You can add silly 3D effects to a pie chart, you can explode all the slices, you can compare multiple pie charts, you can use a legend instead of labeling the slices directly. This will probably render your graph useless, and make you look kind of dumb, but it is not the end of the world-as-we-know-it. But when making a pie chart there is something that you should never ever do, a capital sin that will make you burn in the hell of information visualization: using more than one variable in a single graph.

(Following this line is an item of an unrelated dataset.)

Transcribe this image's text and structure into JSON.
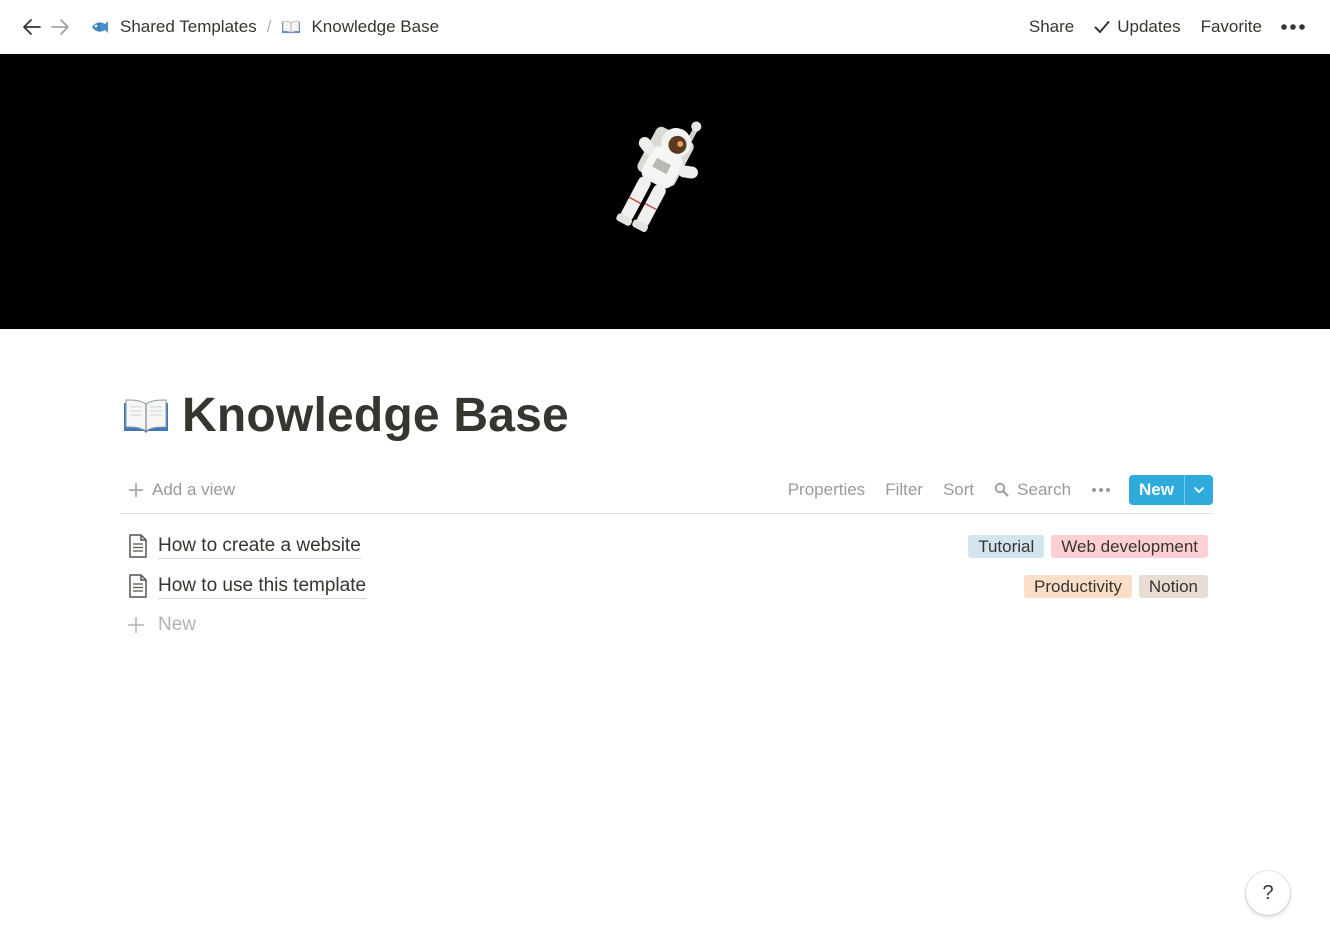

Well, since we are witnessing the end of the world-as-we-know-it, computer scientists at the University of Utah decided to give a little push, visualization-wise. They are designing a computer application “they hope eventually will allow news reporters and citizens to easily, interactively and visually [analyze] election results, political opinion polls or other surveys”. They boldly state that they “have developed new techniques for exposing complex relationships that are not obvious by usual methods of statistical analysis” (press release). And what are those new techniques? A doughnut chart:
The outer ring labels the series and the inner ring displays the data. Apparently you may add as many series as you wish and you can filter the results by socio-demographic characteristics.
This is the kind of joke that I would expect to be related to April Fool’s Day, but they seem to be serious about it. No one told them that showing part-of-a-whole is one of the few strenghts of circular charts, that when people see 52,7% they see a pie cut in half, not a quarter, that “whole” mean 100%, not 200% or 300%.
Regular readers know that I rarely utter such harsh comments on visualization ideas and applications (I even tried to create a dashboard using Crystal Xcelsius), but this is the stupidest idea of the year. They should know better (here are some tips).
By the way, I found this through a post by Sarah Perez at ReadWriteWeb. She writes: “unfortunately, the poll-analysis software isn’t quite ready for prime time. What a tease!” Fortunately, it is not! And judging from other posts, they could use an information visualization consultant.
Well, perhaps I’m missing something. Am I?